[Dataset records]
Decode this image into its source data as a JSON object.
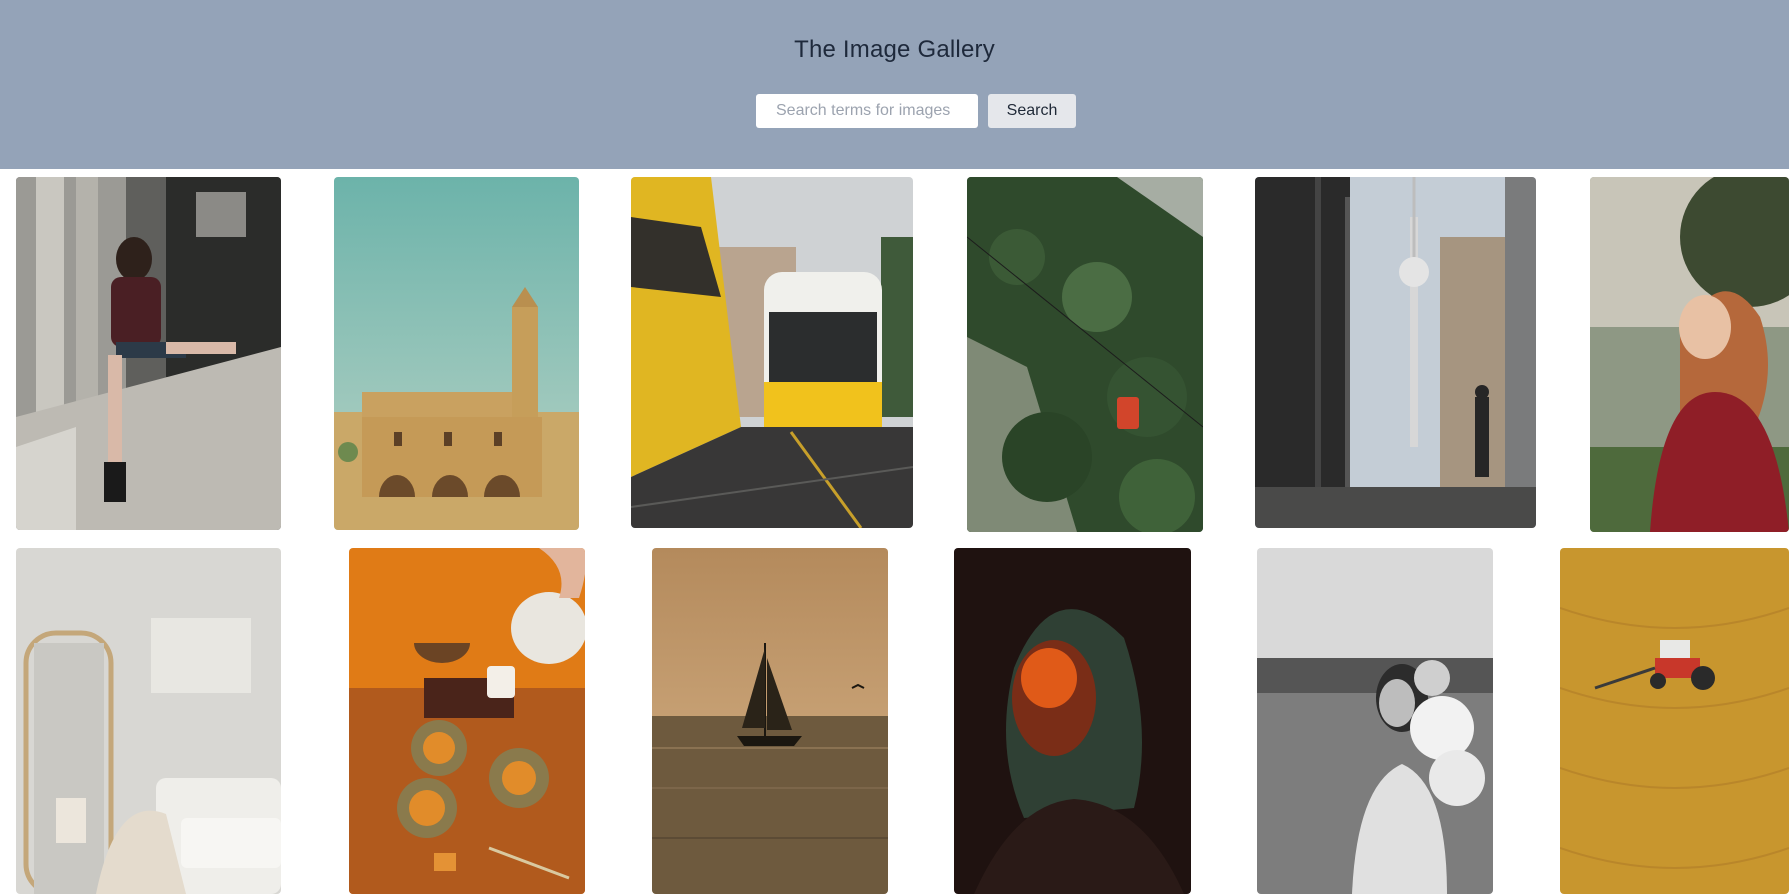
{
  "header": {
    "title": "The Image Gallery",
    "search_placeholder": "Search terms for images",
    "search_value": "",
    "search_button_label": "Search"
  },
  "colors": {
    "header_bg": "#94a3b8",
    "title_text": "#1e293b",
    "search_button_bg": "#e5e7eb"
  },
  "gallery": {
    "images": [
      {
        "name": "woman-sitting-concrete-wall"
      },
      {
        "name": "sandstone-church-with-tower"
      },
      {
        "name": "yellow-trams-city-street"
      },
      {
        "name": "red-cable-car-forest-mountain"
      },
      {
        "name": "berlin-tv-tower-street"
      },
      {
        "name": "woman-red-coat-portrait"
      },
      {
        "name": "white-room-floor-mirror"
      },
      {
        "name": "tea-pouring-mooncakes"
      },
      {
        "name": "sailboat-sepia-sea"
      },
      {
        "name": "woman-orange-light-dark"
      },
      {
        "name": "woman-flowers-black-white"
      },
      {
        "name": "tractor-golden-field"
      }
    ]
  }
}
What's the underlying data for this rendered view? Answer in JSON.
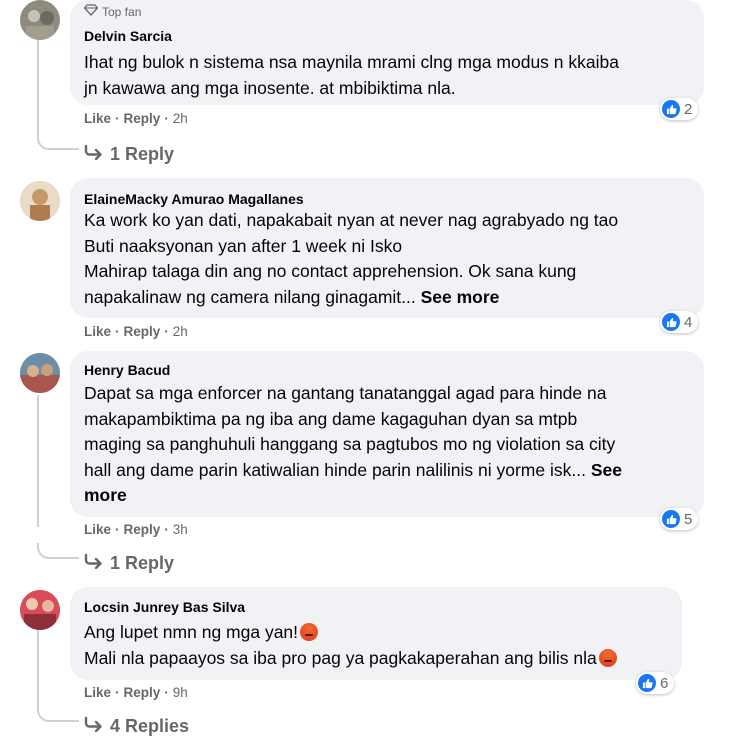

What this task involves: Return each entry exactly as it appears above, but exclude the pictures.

Solved problem:
Decode this image into its source data as a JSON object.
{
  "header": {
    "title": "The Image Gallery",
    "search_placeholder": "Search terms for images",
    "search_value": "",
    "search_button_label": "Search"
  },
  "colors": {
    "header_bg": "#94a3b8",
    "title_text": "#1e293b",
    "search_button_bg": "#e5e7eb"
  },
  "gallery": {
    "images": [
      {
        "name": "woman-sitting-concrete-wall"
      },
      {
        "name": "sandstone-church-with-tower"
      },
      {
        "name": "yellow-trams-city-street"
      },
      {
        "name": "red-cable-car-forest-mountain"
      },
      {
        "name": "berlin-tv-tower-street"
      },
      {
        "name": "woman-red-coat-portrait"
      },
      {
        "name": "white-room-floor-mirror"
      },
      {
        "name": "tea-pouring-mooncakes"
      },
      {
        "name": "sailboat-sepia-sea"
      },
      {
        "name": "woman-orange-light-dark"
      },
      {
        "name": "woman-flowers-black-white"
      },
      {
        "name": "tractor-golden-field"
      }
    ]
  }
}
What's the underlying data for this rendered view? Answer in JSON.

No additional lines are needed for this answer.